#### [PROBLEM DETAILS]
Using the data beneath, show every line that includes the word "天津大学".

───── EXTRACTED INFORMATION ─────

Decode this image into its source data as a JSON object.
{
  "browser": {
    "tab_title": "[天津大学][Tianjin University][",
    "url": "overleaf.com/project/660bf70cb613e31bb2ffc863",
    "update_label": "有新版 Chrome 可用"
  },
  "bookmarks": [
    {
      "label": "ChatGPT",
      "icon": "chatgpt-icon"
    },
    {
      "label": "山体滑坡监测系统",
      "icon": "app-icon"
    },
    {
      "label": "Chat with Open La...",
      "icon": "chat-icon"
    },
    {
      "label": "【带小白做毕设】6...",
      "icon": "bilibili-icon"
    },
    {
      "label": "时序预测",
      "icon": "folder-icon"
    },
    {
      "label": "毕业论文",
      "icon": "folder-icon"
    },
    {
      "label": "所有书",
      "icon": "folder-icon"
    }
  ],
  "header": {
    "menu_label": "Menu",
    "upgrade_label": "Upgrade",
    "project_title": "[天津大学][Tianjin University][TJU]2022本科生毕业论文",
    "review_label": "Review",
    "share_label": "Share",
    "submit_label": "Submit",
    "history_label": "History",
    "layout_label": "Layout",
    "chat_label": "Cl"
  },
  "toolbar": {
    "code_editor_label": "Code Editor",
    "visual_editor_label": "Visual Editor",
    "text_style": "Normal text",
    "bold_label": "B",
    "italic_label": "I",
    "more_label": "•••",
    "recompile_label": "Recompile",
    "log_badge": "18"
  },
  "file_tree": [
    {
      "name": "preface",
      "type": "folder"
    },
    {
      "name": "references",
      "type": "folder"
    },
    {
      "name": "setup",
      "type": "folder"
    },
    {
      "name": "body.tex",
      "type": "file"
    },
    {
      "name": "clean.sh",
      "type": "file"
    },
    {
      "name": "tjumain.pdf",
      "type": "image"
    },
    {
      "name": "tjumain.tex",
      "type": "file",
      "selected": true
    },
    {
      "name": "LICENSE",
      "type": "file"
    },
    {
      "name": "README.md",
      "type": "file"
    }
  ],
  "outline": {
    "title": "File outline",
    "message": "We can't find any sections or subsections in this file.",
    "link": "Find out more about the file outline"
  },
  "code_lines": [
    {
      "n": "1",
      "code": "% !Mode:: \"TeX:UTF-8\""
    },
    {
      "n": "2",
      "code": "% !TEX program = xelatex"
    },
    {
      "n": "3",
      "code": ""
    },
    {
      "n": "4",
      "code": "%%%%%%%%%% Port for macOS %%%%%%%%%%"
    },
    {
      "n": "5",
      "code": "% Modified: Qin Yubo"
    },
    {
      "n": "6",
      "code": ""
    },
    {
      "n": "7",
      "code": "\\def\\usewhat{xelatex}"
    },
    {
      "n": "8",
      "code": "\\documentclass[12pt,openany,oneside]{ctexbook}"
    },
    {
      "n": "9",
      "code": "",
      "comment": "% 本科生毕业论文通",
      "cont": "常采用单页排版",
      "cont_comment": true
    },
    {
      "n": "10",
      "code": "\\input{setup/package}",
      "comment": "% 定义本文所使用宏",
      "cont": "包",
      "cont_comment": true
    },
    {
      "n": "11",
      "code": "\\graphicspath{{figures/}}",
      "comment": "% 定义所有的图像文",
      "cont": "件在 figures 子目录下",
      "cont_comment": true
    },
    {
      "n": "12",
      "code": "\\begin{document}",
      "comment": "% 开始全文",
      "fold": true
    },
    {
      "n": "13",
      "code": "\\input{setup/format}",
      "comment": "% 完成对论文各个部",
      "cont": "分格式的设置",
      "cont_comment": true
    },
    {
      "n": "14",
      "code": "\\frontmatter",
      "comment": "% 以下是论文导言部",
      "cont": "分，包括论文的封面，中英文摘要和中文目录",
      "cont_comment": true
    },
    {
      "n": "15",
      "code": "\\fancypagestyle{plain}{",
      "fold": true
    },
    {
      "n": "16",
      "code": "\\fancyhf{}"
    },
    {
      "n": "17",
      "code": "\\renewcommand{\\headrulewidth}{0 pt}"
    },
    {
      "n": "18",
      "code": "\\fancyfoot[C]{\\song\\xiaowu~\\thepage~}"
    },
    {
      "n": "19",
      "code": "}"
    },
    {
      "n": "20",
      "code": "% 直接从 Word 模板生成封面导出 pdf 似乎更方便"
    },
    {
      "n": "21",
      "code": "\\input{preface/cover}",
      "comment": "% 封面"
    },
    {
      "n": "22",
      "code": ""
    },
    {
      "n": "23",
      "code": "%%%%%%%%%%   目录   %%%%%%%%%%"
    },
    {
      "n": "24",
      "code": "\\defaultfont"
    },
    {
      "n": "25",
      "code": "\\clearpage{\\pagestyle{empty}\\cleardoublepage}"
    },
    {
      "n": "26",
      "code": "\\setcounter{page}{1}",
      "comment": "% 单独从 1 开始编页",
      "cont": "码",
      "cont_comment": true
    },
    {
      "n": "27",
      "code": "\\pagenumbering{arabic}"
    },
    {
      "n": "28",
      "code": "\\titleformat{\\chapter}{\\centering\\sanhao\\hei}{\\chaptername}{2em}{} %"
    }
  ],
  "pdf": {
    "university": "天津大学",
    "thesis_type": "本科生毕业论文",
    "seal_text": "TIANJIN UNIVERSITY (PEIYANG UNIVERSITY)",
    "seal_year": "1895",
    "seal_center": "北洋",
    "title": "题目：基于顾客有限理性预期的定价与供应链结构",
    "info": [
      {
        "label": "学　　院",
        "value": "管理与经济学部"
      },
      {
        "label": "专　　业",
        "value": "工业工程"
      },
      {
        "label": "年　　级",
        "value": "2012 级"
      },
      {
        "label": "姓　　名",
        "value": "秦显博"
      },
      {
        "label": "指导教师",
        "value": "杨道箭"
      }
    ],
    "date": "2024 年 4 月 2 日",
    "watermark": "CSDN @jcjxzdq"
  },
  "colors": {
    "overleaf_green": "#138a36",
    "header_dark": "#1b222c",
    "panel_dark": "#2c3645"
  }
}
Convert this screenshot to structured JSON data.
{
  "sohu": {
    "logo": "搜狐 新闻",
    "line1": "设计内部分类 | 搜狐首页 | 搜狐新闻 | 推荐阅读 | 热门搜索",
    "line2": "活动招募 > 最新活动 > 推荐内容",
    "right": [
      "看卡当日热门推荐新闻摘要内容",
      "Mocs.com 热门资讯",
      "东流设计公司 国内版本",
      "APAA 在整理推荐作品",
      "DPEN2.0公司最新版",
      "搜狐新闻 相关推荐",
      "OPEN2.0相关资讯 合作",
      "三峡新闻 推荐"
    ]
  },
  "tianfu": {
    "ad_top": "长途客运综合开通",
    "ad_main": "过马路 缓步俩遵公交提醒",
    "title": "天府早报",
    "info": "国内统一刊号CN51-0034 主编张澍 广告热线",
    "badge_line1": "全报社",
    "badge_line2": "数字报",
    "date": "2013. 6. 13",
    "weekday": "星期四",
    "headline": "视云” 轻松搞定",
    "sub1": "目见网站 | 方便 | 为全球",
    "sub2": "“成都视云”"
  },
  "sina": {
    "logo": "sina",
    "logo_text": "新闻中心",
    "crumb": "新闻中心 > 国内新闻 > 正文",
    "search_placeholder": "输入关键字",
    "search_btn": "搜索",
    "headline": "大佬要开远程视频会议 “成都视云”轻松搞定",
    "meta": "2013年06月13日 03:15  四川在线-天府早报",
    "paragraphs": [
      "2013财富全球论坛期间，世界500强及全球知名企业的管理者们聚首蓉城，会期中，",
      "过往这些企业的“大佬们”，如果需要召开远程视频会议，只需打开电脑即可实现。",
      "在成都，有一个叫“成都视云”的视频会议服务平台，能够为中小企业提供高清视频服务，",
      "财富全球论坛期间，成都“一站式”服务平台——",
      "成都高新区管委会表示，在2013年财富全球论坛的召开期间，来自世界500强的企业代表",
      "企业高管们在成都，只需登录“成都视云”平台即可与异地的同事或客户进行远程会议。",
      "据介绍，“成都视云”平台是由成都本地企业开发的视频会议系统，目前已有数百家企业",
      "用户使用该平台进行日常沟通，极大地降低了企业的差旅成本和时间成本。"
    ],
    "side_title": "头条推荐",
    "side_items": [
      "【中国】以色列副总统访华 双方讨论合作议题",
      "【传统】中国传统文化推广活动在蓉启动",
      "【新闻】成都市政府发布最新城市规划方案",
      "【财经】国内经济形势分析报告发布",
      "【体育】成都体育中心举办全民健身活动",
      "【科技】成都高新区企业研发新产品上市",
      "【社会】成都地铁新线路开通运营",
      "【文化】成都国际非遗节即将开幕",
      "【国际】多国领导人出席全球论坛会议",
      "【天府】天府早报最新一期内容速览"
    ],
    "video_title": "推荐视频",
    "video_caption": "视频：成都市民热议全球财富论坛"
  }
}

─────

#### [SOLVED PROBLEM]
    "tab_title": "[天津大学][Tianjin University][",
    "project_title": "[天津大学][Tianjin University][TJU]2022本科生毕业论文",
    "university": "天津大学",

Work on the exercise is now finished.